The individual mandate is invalid, says court. While the chattering class was focused mostly on the pageantry in Washington yesterday, some more momentous news (in terms of practical impact) may have been happening further south. On Wednesday, a federal appeals court in New Orleans held that the controversial part of the Affordable Care Act (ACA) known as the individual mandate is unconstitutional.
A signature part of Obamacare, the individual mandate requires every American to have health insurance or pay a fine. In a 2–1 ruling issued yesterday, the U.S. Court of Appeals for the 5th Circuit held that this requirement is not a "constitutional exercise of congressional power."
"If Congress can compel the purchase of health insurance today, it can, for example, micromanage Americans' day-to-day nutrition choices tomorrow," the judges wrote.
California Attorney General Xavier Becerra said he would lead state prosecutors in asking the Supreme Court to overturn the appeals court ruling.
For now, the panel of appellate judges remanded the case to the U.S. district court in Texas where it originated, so a judge there could "conduct a more searching inquiry" into the viability of other parts of the law. (Volokh Conspiracy bloggers Josh Blackman and Ilya Somin offer more on what the judges wrote and what it means.)
Last year, that court held that the individual mandate was not only unconstitutional but also essential to the functioning of Obamacare overall. Without it, the court said in December 2018, the whole health care law must be invalidated.
Speaking of things getting canceled: The Democratic-led House of Representatives voted yesterday to impeach President Donald Trump, making him the third person in U.S. history to get this far in a congressional effort to deplatform someone from the presidency.
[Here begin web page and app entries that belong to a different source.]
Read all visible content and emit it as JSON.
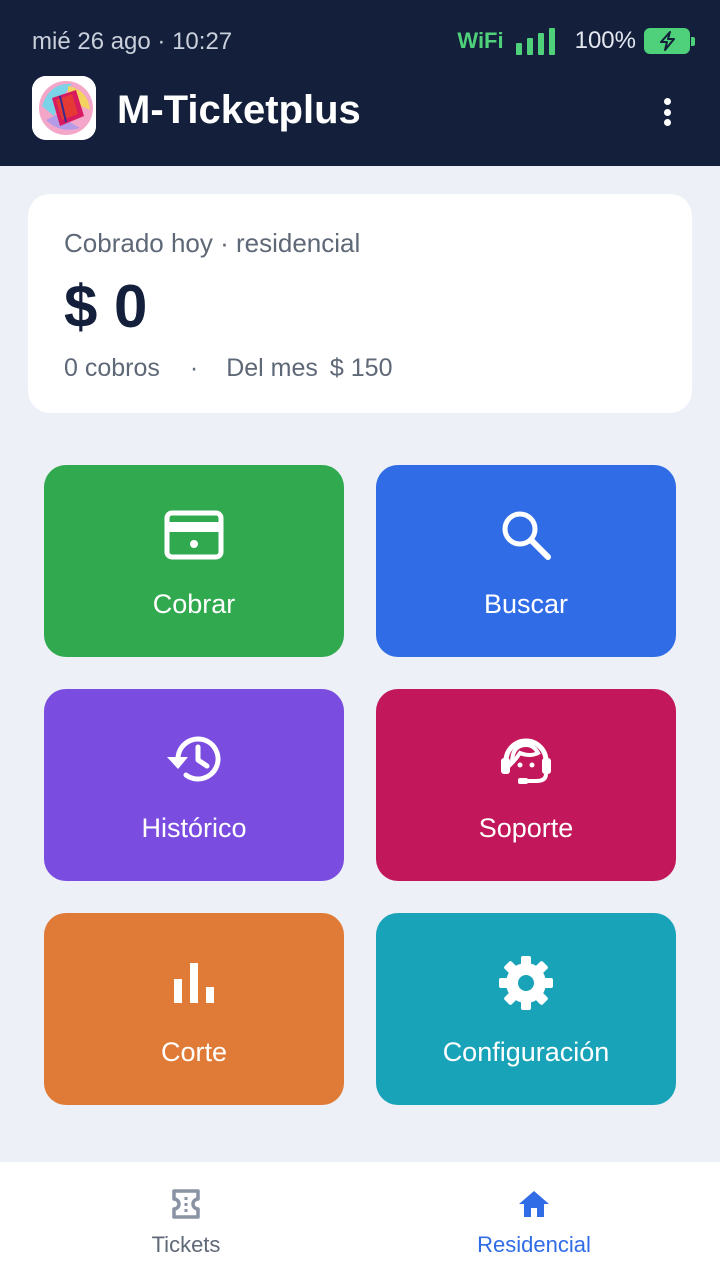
{
  "status_bar": {
    "datetime": "mié 26 ago  ·  10:27",
    "wifi": "WiFi",
    "battery": "100%"
  },
  "app_bar": {
    "title": "M-Ticketplus",
    "logo_icon": "app-logo-icon",
    "menu_icon": "more-vert-icon"
  },
  "summary": {
    "label": "Cobrado hoy · residencial",
    "amount": "$ 0",
    "count": "0 cobros",
    "separator": "·",
    "month_label": "Del mes",
    "month_amount": "$ 150"
  },
  "tiles": [
    {
      "label": "Cobrar",
      "icon": "card-icon",
      "color": "#31a94f"
    },
    {
      "label": "Buscar",
      "icon": "search-icon",
      "color": "#2f6ce6"
    },
    {
      "label": "Histórico",
      "icon": "history-icon",
      "color": "#7a4de0"
    },
    {
      "label": "Soporte",
      "icon": "support-agent-icon",
      "color": "#c2185b"
    },
    {
      "label": "Corte",
      "icon": "bar-chart-icon",
      "color": "#e07b37"
    },
    {
      "label": "Configuración",
      "icon": "gear-icon",
      "color": "#18a3b9"
    }
  ],
  "bottom_nav": {
    "items": [
      {
        "label": "Tickets",
        "icon": "ticket-icon",
        "active": false
      },
      {
        "label": "Residencial",
        "icon": "home-icon",
        "active": true
      }
    ],
    "active_color": "#2f6ce6"
  },
  "colors": {
    "header": "#14203b",
    "background": "#edf1f7",
    "status_green": "#4fd07a"
  }
}
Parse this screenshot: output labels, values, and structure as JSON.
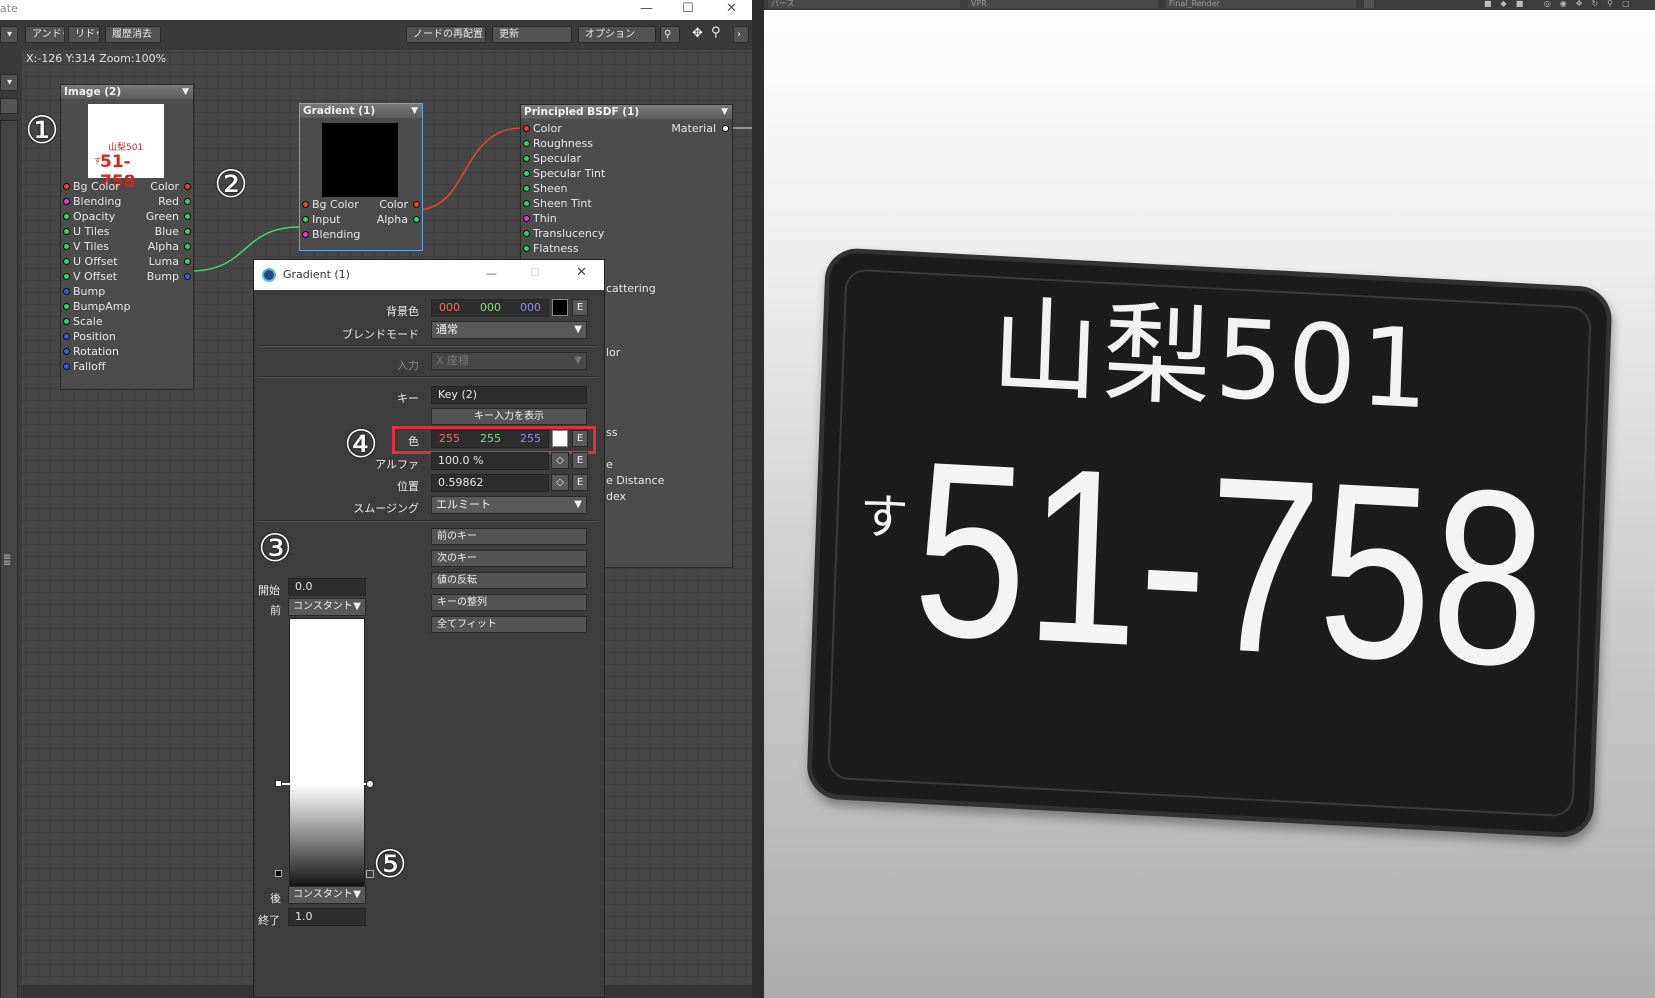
{
  "window": {
    "title_fragment": "ate"
  },
  "toolbar": {
    "undo": "アンドゥ",
    "redo": "リドゥ",
    "clear_history": "履歴消去",
    "rearrange_nodes": "ノードの再配置",
    "update": "更新",
    "options": "オプション"
  },
  "status": {
    "coords": "X:-126 Y:314 Zoom:100%"
  },
  "nodes": {
    "image": {
      "title": "Image (2)",
      "plate_top": "山梨501",
      "plate_small": "す",
      "plate_main": "51-758",
      "inputs": [
        "Bg Color",
        "Blending",
        "Opacity",
        "U Tiles",
        "V Tiles",
        "U Offset",
        "V Offset",
        "Bump",
        "BumpAmp",
        "Scale",
        "Position",
        "Rotation",
        "Falloff"
      ],
      "outputs": [
        "Color",
        "Red",
        "Green",
        "Blue",
        "Alpha",
        "Luma",
        "Bump"
      ]
    },
    "gradient": {
      "title": "Gradient (1)",
      "inputs": [
        "Bg Color",
        "Input",
        "Blending"
      ],
      "outputs": [
        "Color",
        "Alpha"
      ]
    },
    "bsdf": {
      "title": "Principled BSDF (1)",
      "output": "Material",
      "inputs": [
        "Color",
        "Roughness",
        "Specular",
        "Specular Tint",
        "Sheen",
        "Sheen Tint",
        "Thin",
        "Translucency",
        "Flatness"
      ],
      "partial_labels": [
        "cattering",
        "lor",
        "ss",
        "e",
        "e Distance",
        "dex"
      ]
    }
  },
  "annotations": {
    "n1": "①",
    "n2": "②",
    "n3": "③",
    "n4": "④",
    "n5": "⑤"
  },
  "dialog": {
    "title": "Gradient (1)",
    "bg_color_label": "背景色",
    "bg_r": "000",
    "bg_g": "000",
    "bg_b": "000",
    "e": "E",
    "blend_mode_label": "ブレンドモード",
    "blend_mode_value": "通常",
    "input_label": "入力",
    "input_value": "X 座標",
    "key_label": "キー",
    "key_value": "Key (2)",
    "show_key_input": "キー入力を表示",
    "color_label": "色",
    "color_r": "255",
    "color_g": "255",
    "color_b": "255",
    "alpha_label": "アルファ",
    "alpha_value": "100.0 %",
    "position_label": "位置",
    "position_value": "0.59862",
    "smoothing_label": "スムージング",
    "smoothing_value": "エルミート",
    "prev_key": "前のキー",
    "next_key": "次のキー",
    "invert_values": "値の反転",
    "align_keys": "キーの整列",
    "fit_all": "全てフィット",
    "start_label": "開始",
    "start_value": "0.0",
    "pre_label": "前",
    "pre_value": "コンスタント",
    "post_label": "後",
    "post_value": "コンスタント",
    "end_label": "終了",
    "end_value": "1.0",
    "key_position_fraction": 0.59862
  },
  "viewport": {
    "selectors": [
      "パース",
      "VPR",
      "Final_Render"
    ],
    "plate_top": "山梨501",
    "plate_small": "す",
    "plate_main": "51-758"
  },
  "colors": {
    "accent_red": "#e0313f",
    "port_red": "#e8452a",
    "port_green": "#2fd36a",
    "port_magenta": "#d43fc8",
    "port_blue": "#3a5de0",
    "wire_red": "#e8452a",
    "wire_green": "#3ed86e"
  },
  "icons": [
    "chevron-down-icon",
    "pin-icon",
    "move-icon",
    "search-icon",
    "chevron-right-icon",
    "minimize-icon",
    "maximize-icon",
    "close-icon",
    "app-icon",
    "spinner-arrows-icon"
  ]
}
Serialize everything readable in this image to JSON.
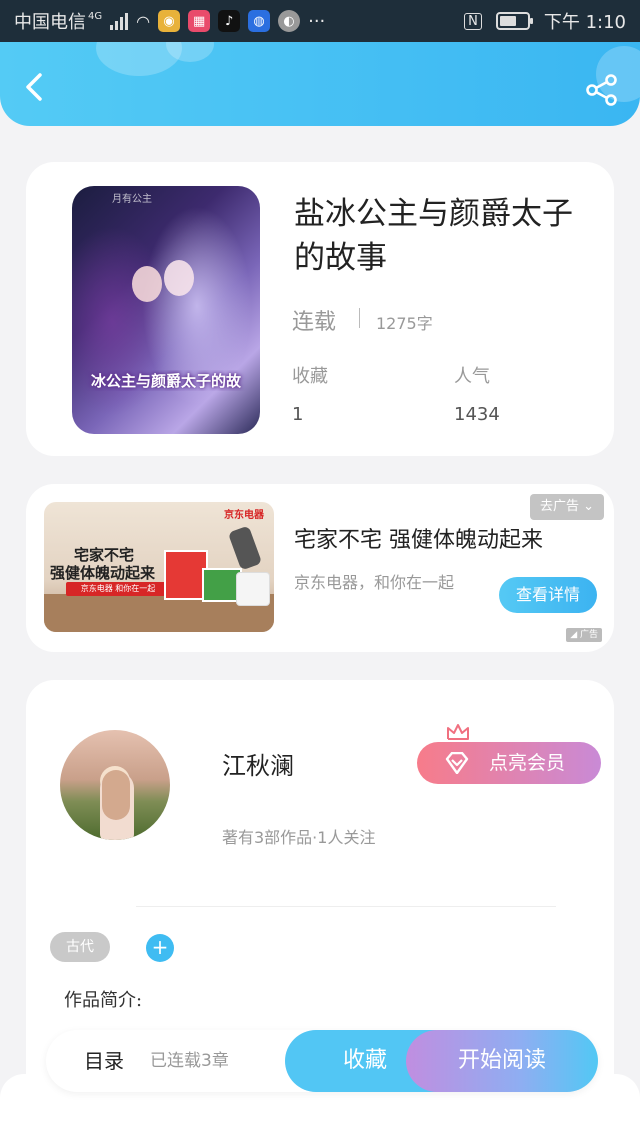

But the matter now goes to the Republican-led Senate, where no one expects enough votes to remove Trump from office.
- French sex workers are taking their country's prostitution laws to court, telling the European Court of Human Rights that "it is urgent that the sacrifice of sex workers on the altar of morality end!"
- Attorneys general from Alabama, Louisiana, and South Dakota are suing to stop the Equal Rights Amendment from moving forward.
- "To say Trump deserves impeachment is different from saying that impeachment is good for the country. It might, in fact, turn out quite badly," argues Shadi Hamid at The Atlantic.
- Trump now says impeaching presidents is unconstitutional, full stop. However…
Check out this exchange I had with then private citizen @realDonaldTrump on Oct. 15, 2008. We spoke about House Speaker Nancy Pelosi and he then offered his thoughts about impeachment. pic.twitter.com/mXlsG9SjbB
— Wolf Blitzer (@wolfblitzer) December 18, 2019